Monday, August 10, 2020

Movie Reviews:Galveston

directed by Melanie Laurent

This 2018 neo-noir movie was the English language directorial debut of Melanie Laurent. You may remember her from her role in Inglorious Basterds as Shoshanna, the Jewish cinema owner, who is seeking revenge on the Nazis for murdering her family. 

Apparently Laurent is something of a Renaissance woman, being a director, actress and singer among other things. Anyhow you may think after reading this post that you know what Galveston is all about. 

It's definitely a story you've seen before. A bad man is forced through circumstances to defend a broken angel of a woman from even worse people. In so doing he may rediscover his own humanity, find redemption and perhaps even find some love.

And as in many films of this type a road trip is included. You've likely seen or read that story a thousand times before. I know I have. 

Galveston follows that basic outline. The best way I can describe this film visually is that it hearkens back to some late sixties early seventies films. Things are literally very dark on screen at times, reflecting some of the characters and the decisions that they make. 

This is not Hollywood action film. No one gets shot in the shoulder and declares in a deadpan manner "It went straight through. I'll be fine." When people get hurt, physically or more often emotionally, they stay hurt for a while. Laurent takes her time establishing characters reactions and feelings. There's a fair amount of silence throughout the film as we watch people react to each other, wordlessly express feelings, or just survive ordeals.

This film was an emotional gut-punch because it defied typical Hollywood conventions even as it made the viewer think that they would be upheld. This is based on a novel of the same name by Nick Pizzolatto (creator of True Detective), who also wrote the screenplay under a pseudonym. I think I would like to read that book now.  

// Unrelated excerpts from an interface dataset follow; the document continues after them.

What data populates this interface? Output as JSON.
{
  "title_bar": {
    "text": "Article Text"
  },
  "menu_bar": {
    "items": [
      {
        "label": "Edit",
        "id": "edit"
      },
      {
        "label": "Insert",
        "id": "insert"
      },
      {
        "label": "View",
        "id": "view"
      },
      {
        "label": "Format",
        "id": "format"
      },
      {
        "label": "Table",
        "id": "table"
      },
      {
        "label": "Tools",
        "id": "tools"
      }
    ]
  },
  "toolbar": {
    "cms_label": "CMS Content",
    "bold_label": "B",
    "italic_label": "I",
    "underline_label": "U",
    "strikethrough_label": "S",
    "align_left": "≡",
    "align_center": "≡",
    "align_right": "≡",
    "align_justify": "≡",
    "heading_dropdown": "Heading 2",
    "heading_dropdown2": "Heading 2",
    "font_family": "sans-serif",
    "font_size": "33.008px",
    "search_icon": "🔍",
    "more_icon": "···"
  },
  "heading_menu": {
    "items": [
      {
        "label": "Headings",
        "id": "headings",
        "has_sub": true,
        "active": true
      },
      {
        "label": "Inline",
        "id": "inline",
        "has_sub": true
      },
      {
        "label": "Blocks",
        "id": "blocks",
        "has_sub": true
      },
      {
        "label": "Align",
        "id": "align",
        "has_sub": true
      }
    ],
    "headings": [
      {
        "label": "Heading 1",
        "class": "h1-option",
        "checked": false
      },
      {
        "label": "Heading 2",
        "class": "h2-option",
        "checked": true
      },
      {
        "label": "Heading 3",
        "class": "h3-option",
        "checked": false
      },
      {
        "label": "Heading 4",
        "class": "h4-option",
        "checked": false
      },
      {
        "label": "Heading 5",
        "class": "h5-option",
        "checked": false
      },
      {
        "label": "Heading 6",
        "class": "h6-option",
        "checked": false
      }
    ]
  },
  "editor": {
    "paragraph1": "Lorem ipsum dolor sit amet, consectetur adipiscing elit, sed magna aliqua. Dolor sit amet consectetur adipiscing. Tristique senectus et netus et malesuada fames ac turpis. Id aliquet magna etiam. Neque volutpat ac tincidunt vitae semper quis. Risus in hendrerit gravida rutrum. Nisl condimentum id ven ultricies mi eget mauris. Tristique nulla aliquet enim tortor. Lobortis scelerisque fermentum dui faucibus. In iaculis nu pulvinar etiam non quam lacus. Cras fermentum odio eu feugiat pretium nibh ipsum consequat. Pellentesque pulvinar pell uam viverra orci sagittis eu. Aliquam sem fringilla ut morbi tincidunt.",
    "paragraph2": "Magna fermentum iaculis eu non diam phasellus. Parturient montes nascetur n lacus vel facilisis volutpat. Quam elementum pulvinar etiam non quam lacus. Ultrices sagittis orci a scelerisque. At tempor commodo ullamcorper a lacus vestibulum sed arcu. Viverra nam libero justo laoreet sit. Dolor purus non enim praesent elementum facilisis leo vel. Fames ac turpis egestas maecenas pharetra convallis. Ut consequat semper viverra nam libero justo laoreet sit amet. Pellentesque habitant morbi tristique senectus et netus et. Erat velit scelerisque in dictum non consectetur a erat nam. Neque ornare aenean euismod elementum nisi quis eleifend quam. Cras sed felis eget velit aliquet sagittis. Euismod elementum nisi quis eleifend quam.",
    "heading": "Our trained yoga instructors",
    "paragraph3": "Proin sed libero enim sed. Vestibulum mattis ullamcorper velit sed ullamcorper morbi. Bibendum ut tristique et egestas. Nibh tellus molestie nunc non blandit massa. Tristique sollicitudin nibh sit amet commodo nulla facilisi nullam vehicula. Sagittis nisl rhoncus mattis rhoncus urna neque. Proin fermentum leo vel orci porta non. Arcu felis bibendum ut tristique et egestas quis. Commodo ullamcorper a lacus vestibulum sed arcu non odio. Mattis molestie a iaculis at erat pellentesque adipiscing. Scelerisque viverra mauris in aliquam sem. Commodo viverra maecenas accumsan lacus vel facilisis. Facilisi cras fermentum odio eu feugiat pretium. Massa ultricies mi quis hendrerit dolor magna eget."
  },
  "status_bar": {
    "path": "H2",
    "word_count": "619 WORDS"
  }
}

Friday, August 7, 2020

Movie Reviews: The Outpost

The Outpost
directed by Rod Lurie
This is a war movie based on a non-fiction book by Jake Tapper that details the 2009 Battle of Kamdesh between Afghanistan Taliban forces and US Army forces. 

If you are into war movies you will like this film, no doubt. If you are not into war movies, this film might really not be your cup of tea. 

That said although there is violence aplenty, a great deal of the film details the boredom and frustration of the isolated American soldiers, the stress they feel and their distaste for what appear to be foolish or even contradictory orders. But orders are orders. 

The US brain trust at the time apparently felt that it needed to have a lighter touch in Afghanistan while simultaneously maintaining the ability to respond quickly and decisively to Taliban activity. That might have been a good idea, strategically. But the implementation of that  went wrong at Combat Outpost Keating.

One of the stated objectives of the troop at Combat Outpost Keating was to engage the local population in community building and thus turn the locals against the Taliban. The other objective was evidently of course to kill Taliban. These two goals could occasionally be in conflict since many of the locals were Taliban or at least sympathetic to Taliban.